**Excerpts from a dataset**
========================
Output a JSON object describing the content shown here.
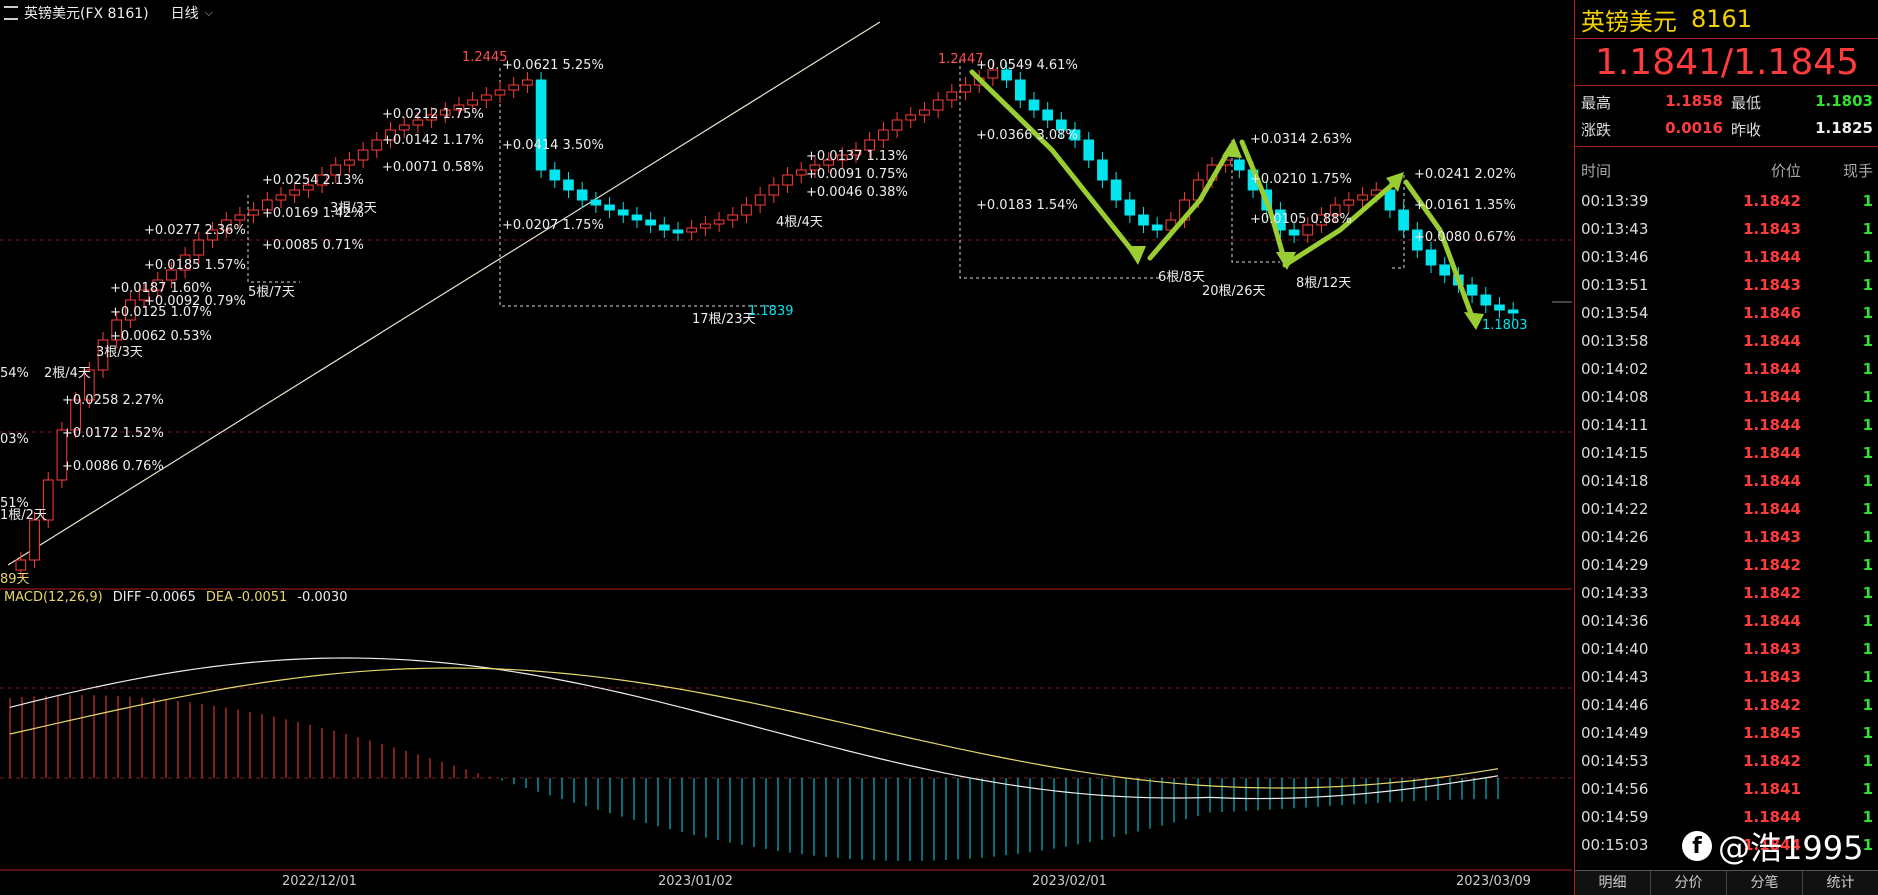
{
  "header": {
    "symbol": "英镑美元(FX 8161)",
    "period": "日线"
  },
  "macd": {
    "label": "MACD(12,26,9)",
    "diff": "DIFF -0.0065",
    "dea": "DEA -0.0051",
    "hist": "-0.0030"
  },
  "x_axis": [
    "2022/12/01",
    "2023/01/02",
    "2023/02/01",
    "2023/03/09"
  ],
  "annotations": {
    "high1": "1.2445",
    "high2": "1.2447",
    "low1": "1.1839",
    "low2": "1.1803",
    "lab1": "+0.0621  5.25%",
    "lab2": "+0.0414  3.50%",
    "lab3": "+0.0207  1.75%",
    "lab4": "+0.0549  4.61%",
    "lab5": "+0.0366  3.08%",
    "lab6": "+0.0183  1.54%",
    "lab7": "+0.0314  2.63%",
    "lab8": "+0.0210  1.75%",
    "lab9": "+0.0105  0.88%",
    "lab10": "+0.0241  2.02%",
    "lab11": "+0.0161  1.35%",
    "lab12": "+0.0080  0.67%",
    "lab13": "+0.0277  2.36%",
    "lab14": "+0.0185  1.57%",
    "lab15": "+0.0092  0.79%",
    "lab16": "+0.0254  2.13%",
    "lab17": "+0.0169  1.42%",
    "lab18": "+0.0085  0.71%",
    "lab19": "+0.0212  1.75%",
    "lab20": "+0.0142  1.17%",
    "lab21": "+0.0071  0.58%",
    "lab22": "+0.0258  2.27%",
    "lab23": "+0.0172  1.52%",
    "lab24": "+0.0086  0.76%",
    "lab25": "+0.0187  1.60%",
    "lab26": "+0.0125  1.07%",
    "lab27": "+0.0062  0.53%",
    "lab28": "+0.0137  1.13%",
    "lab29": "+0.0091  0.75%",
    "lab30": "+0.0046  0.38%",
    "cnt1": "17根/23天",
    "cnt2": "6根/8天",
    "cnt3": "20根/26天",
    "cnt4": "8根/12天",
    "cnt5": "5根/7天",
    "cnt6": "3根/3天",
    "cnt7": "2根/4天",
    "cnt8": "4根/4天",
    "cnt9": "3根/3天",
    "cnt10": "1根/2天",
    "cnt11": "89天",
    "edge1": "54%",
    "edge2": "03%",
    "edge3": "51%"
  },
  "quote": {
    "name": "英镑美元",
    "code": "8161",
    "bid": "1.1841",
    "ask": "1.1845",
    "high_label": "最高",
    "high": "1.1858",
    "low_label": "最低",
    "low": "1.1803",
    "chg_label": "涨跌",
    "chg": "0.0016",
    "prev_label": "昨收",
    "prev": "1.1825",
    "col_time": "时间",
    "col_price": "价位",
    "col_vol": "现手",
    "ticks": [
      {
        "t": "00:13:39",
        "p": "1.1842",
        "v": "1"
      },
      {
        "t": "00:13:43",
        "p": "1.1843",
        "v": "1"
      },
      {
        "t": "00:13:46",
        "p": "1.1844",
        "v": "1"
      },
      {
        "t": "00:13:51",
        "p": "1.1843",
        "v": "1"
      },
      {
        "t": "00:13:54",
        "p": "1.1846",
        "v": "1"
      },
      {
        "t": "00:13:58",
        "p": "1.1844",
        "v": "1"
      },
      {
        "t": "00:14:02",
        "p": "1.1844",
        "v": "1"
      },
      {
        "t": "00:14:08",
        "p": "1.1844",
        "v": "1"
      },
      {
        "t": "00:14:11",
        "p": "1.1844",
        "v": "1"
      },
      {
        "t": "00:14:15",
        "p": "1.1844",
        "v": "1"
      },
      {
        "t": "00:14:18",
        "p": "1.1844",
        "v": "1"
      },
      {
        "t": "00:14:22",
        "p": "1.1844",
        "v": "1"
      },
      {
        "t": "00:14:26",
        "p": "1.1843",
        "v": "1"
      },
      {
        "t": "00:14:29",
        "p": "1.1842",
        "v": "1"
      },
      {
        "t": "00:14:33",
        "p": "1.1842",
        "v": "1"
      },
      {
        "t": "00:14:36",
        "p": "1.1844",
        "v": "1"
      },
      {
        "t": "00:14:40",
        "p": "1.1843",
        "v": "1"
      },
      {
        "t": "00:14:43",
        "p": "1.1843",
        "v": "1"
      },
      {
        "t": "00:14:46",
        "p": "1.1842",
        "v": "1"
      },
      {
        "t": "00:14:49",
        "p": "1.1845",
        "v": "1"
      },
      {
        "t": "00:14:53",
        "p": "1.1842",
        "v": "1"
      },
      {
        "t": "00:14:56",
        "p": "1.1841",
        "v": "1"
      },
      {
        "t": "00:14:59",
        "p": "1.1844",
        "v": "1"
      },
      {
        "t": "00:15:03",
        "p": "1.1844",
        "v": "1"
      }
    ],
    "tabs": [
      "明细",
      "分价",
      "分笔",
      "统计"
    ]
  },
  "watermark": {
    "logo": "f",
    "text": "@浩1995"
  },
  "colors": {
    "up": "#ff3b3b",
    "down": "#00e5ee",
    "arrow": "#9acd32",
    "grid": "#7a1a1a"
  }
}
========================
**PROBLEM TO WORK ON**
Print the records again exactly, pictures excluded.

**SOLVED EXERCISE**
Output a JSON object describing the content shown here.
{
  "header": {
    "symbol": "英镑美元(FX 8161)",
    "period": "日线"
  },
  "macd": {
    "label": "MACD(12,26,9)",
    "diff": "DIFF -0.0065",
    "dea": "DEA -0.0051",
    "hist": "-0.0030"
  },
  "x_axis": [
    "2022/12/01",
    "2023/01/02",
    "2023/02/01",
    "2023/03/09"
  ],
  "annotations": {
    "high1": "1.2445",
    "high2": "1.2447",
    "low1": "1.1839",
    "low2": "1.1803",
    "lab1": "+0.0621  5.25%",
    "lab2": "+0.0414  3.50%",
    "lab3": "+0.0207  1.75%",
    "lab4": "+0.0549  4.61%",
    "lab5": "+0.0366  3.08%",
    "lab6": "+0.0183  1.54%",
    "lab7": "+0.0314  2.63%",
    "lab8": "+0.0210  1.75%",
    "lab9": "+0.0105  0.88%",
    "lab10": "+0.0241  2.02%",
    "lab11": "+0.0161  1.35%",
    "lab12": "+0.0080  0.67%",
    "lab13": "+0.0277  2.36%",
    "lab14": "+0.0185  1.57%",
    "lab15": "+0.0092  0.79%",
    "lab16": "+0.0254  2.13%",
    "lab17": "+0.0169  1.42%",
    "lab18": "+0.0085  0.71%",
    "lab19": "+0.0212  1.75%",
    "lab20": "+0.0142  1.17%",
    "lab21": "+0.0071  0.58%",
    "lab22": "+0.0258  2.27%",
    "lab23": "+0.0172  1.52%",
    "lab24": "+0.0086  0.76%",
    "lab25": "+0.0187  1.60%",
    "lab26": "+0.0125  1.07%",
    "lab27": "+0.0062  0.53%",
    "lab28": "+0.0137  1.13%",
    "lab29": "+0.0091  0.75%",
    "lab30": "+0.0046  0.38%",
    "cnt1": "17根/23天",
    "cnt2": "6根/8天",
    "cnt3": "20根/26天",
    "cnt4": "8根/12天",
    "cnt5": "5根/7天",
    "cnt6": "3根/3天",
    "cnt7": "2根/4天",
    "cnt8": "4根/4天",
    "cnt9": "3根/3天",
    "cnt10": "1根/2天",
    "cnt11": "89天",
    "edge1": "54%",
    "edge2": "03%",
    "edge3": "51%"
  },
  "quote": {
    "name": "英镑美元",
    "code": "8161",
    "bid": "1.1841",
    "ask": "1.1845",
    "high_label": "最高",
    "high": "1.1858",
    "low_label": "最低",
    "low": "1.1803",
    "chg_label": "涨跌",
    "chg": "0.0016",
    "prev_label": "昨收",
    "prev": "1.1825",
    "col_time": "时间",
    "col_price": "价位",
    "col_vol": "现手",
    "ticks": [
      {
        "t": "00:13:39",
        "p": "1.1842",
        "v": "1"
      },
      {
        "t": "00:13:43",
        "p": "1.1843",
        "v": "1"
      },
      {
        "t": "00:13:46",
        "p": "1.1844",
        "v": "1"
      },
      {
        "t": "00:13:51",
        "p": "1.1843",
        "v": "1"
      },
      {
        "t": "00:13:54",
        "p": "1.1846",
        "v": "1"
      },
      {
        "t": "00:13:58",
        "p": "1.1844",
        "v": "1"
      },
      {
        "t": "00:14:02",
        "p": "1.1844",
        "v": "1"
      },
      {
        "t": "00:14:08",
        "p": "1.1844",
        "v": "1"
      },
      {
        "t": "00:14:11",
        "p": "1.1844",
        "v": "1"
      },
      {
        "t": "00:14:15",
        "p": "1.1844",
        "v": "1"
      },
      {
        "t": "00:14:18",
        "p": "1.1844",
        "v": "1"
      },
      {
        "t": "00:14:22",
        "p": "1.1844",
        "v": "1"
      },
      {
        "t": "00:14:26",
        "p": "1.1843",
        "v": "1"
      },
      {
        "t": "00:14:29",
        "p": "1.1842",
        "v": "1"
      },
      {
        "t": "00:14:33",
        "p": "1.1842",
        "v": "1"
      },
      {
        "t": "00:14:36",
        "p": "1.1844",
        "v": "1"
      },
      {
        "t": "00:14:40",
        "p": "1.1843",
        "v": "1"
      },
      {
        "t": "00:14:43",
        "p": "1.1843",
        "v": "1"
      },
      {
        "t": "00:14:46",
        "p": "1.1842",
        "v": "1"
      },
      {
        "t": "00:14:49",
        "p": "1.1845",
        "v": "1"
      },
      {
        "t": "00:14:53",
        "p": "1.1842",
        "v": "1"
      },
      {
        "t": "00:14:56",
        "p": "1.1841",
        "v": "1"
      },
      {
        "t": "00:14:59",
        "p": "1.1844",
        "v": "1"
      },
      {
        "t": "00:15:03",
        "p": "1.1844",
        "v": "1"
      }
    ],
    "tabs": [
      "明细",
      "分价",
      "分笔",
      "统计"
    ]
  },
  "watermark": {
    "logo": "f",
    "text": "@浩1995"
  },
  "colors": {
    "up": "#ff3b3b",
    "down": "#00e5ee",
    "arrow": "#9acd32",
    "grid": "#7a1a1a"
  }
}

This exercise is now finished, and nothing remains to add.